The U.S. Department of Education announced Aug. 19 that it anticipates rescinding parts of a rule enacted by the Trump administration that forces universities to financially support religious student groups that discriminate.
This November 2020 reinterpretation of the Free Inquiry Rule has been challenged in court by Americans United for Separation of Church and State and American Atheists, on behalf of the Secular Student Alliance and a California university student.
The legal challenge, Secular Student Alliance v. U.S. Department of Education, was filed on Jan. 19, 2021, the final day of the Trump administration.
According to the Trump administration change, public colleges and universities are required to exempt religious student clubs from nondiscrimination requirements that apply to all other student clubs officially recognized by the schools and funded by activity fees paid by all students. The rule gives student clubs the right to use religion to discriminate while still receiving official university recognition and funding.
The rule gives student clubs the right to use religion to discriminate while still receiving official university recognition and funding.
Often, this discrimination targets students who are LGBTQ, differently abled, religious minorities or nonreligious.

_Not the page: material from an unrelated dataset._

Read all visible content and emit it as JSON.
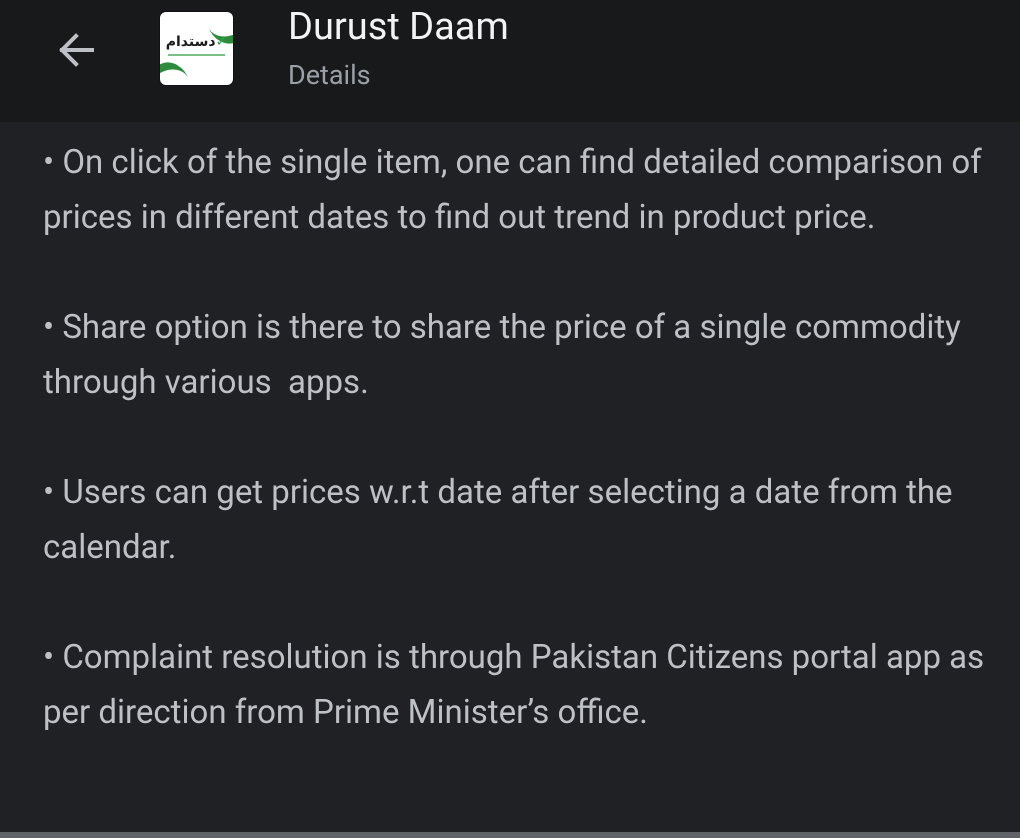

Already, faith-based schools are allowed to apply to the Department of Education for exemptions to federal anti-discrimination laws and that, too, is being challenged in court by another class-action lawsuit.
The lawsuit regarding the Free Inquiry Rule argues that former Secretary of Education Betsy DeVos did not have authority to issue the new interpretation, ignored the harms that the rule will cause to students and their schools, and imposed requirements that directly conflict with the U.S. Constitution as well as statutory nondiscrimination laws.
In announcing the review and likely reversal of the Trump administration rule, Michelle Asha Cooper, acting assistant secretary for the Office of Postsecondary Education, said, “all institutions of higher education receiving Federal financial assistance must comply with applicable federal statutes and regulations that prohibit discrimination.”
While review the last-minute Trump regulations, the current Department of Education staff will keep in mind the importance of First Amendment protections, nondiscrimination requirements and the promotion of inclusive learning environments for all students, she said. “Following completion of our review, we anticipate publishing a notice of proposed rulemaking in the Federal Register to propose rescinding parts of the Free Inquiry Rule.”
“Compliance with nondiscrimination requirements must be in a manner consistent with the First Amendment.”
That would, in turn, open a period of public comment before the changes could be finalized.
But Cooper asserted: “Throughout this process and beyond, public colleges and universities must ensure protection of First Amendment freedoms, including religious freedom and freedom of association, which long predate the Free Inquiry Rule. Compliance with nondiscrimination requirements must be in a manner consistent with the First Amendment.”
Americans United and the other advocates in the lawsuit welcomed this news and said they will ask the U.S. District Court for the District of Columbia to stay the lawsuit to give the department time to rescind its regulation.
“We applaud the Department of Education for its willingness to reconsider this harmful regulation, and for sending the message to colleges, universities and their students that this wrong may soon be righted,” said Richard Katskee, vice president and legal director of Americans United. “We anticipate that the Biden administration will agree with us that discrimination has no place in our public colleges and universities — even if religion is used to justify it.”